### [Dataset rows for apps and sites]

======

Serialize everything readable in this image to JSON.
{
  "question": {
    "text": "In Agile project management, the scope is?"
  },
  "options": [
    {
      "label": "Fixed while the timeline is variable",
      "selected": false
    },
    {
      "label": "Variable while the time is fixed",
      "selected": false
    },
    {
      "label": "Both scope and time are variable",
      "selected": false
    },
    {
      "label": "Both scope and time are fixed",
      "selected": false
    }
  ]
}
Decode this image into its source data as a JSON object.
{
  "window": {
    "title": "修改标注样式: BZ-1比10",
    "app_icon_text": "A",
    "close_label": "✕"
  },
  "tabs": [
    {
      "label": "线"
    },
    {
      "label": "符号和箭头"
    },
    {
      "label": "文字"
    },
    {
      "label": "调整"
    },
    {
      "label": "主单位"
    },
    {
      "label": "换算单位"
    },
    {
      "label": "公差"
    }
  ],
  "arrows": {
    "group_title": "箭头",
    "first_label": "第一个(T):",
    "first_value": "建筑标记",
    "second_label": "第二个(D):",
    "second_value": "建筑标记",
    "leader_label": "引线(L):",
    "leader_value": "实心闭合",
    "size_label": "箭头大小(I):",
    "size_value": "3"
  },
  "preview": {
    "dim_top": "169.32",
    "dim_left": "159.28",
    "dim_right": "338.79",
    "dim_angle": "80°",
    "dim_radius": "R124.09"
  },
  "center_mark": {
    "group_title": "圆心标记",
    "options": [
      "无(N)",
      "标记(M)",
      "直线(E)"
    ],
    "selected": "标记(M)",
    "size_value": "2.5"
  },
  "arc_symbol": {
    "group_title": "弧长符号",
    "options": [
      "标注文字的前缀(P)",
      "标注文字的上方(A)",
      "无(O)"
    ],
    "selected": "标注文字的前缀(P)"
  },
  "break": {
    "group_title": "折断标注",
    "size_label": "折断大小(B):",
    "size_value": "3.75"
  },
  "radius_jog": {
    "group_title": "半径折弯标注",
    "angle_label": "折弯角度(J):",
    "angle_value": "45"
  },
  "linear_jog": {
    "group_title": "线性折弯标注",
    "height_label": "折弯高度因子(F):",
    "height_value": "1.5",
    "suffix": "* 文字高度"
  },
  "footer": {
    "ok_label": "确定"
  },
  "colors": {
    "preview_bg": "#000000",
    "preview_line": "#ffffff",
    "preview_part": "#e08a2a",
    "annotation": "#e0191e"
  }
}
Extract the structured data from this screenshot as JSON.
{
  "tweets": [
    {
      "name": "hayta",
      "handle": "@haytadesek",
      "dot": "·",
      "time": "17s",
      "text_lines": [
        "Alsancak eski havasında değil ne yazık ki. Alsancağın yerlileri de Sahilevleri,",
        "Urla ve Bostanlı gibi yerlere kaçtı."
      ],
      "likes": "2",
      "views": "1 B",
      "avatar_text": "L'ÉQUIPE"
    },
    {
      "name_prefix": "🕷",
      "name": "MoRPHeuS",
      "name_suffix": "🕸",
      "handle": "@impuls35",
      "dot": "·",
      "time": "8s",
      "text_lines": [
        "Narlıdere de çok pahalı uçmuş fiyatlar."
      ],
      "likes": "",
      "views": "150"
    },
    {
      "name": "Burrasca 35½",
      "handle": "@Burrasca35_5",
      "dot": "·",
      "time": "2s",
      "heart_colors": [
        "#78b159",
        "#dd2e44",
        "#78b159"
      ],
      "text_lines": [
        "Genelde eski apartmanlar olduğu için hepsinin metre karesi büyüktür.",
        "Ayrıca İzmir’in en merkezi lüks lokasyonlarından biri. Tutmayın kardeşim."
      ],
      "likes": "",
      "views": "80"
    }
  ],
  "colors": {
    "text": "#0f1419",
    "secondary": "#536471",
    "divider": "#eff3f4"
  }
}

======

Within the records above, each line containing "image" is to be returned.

Serialize everything readable in this image to JSON.
Decode this image into its source data as a JSON object.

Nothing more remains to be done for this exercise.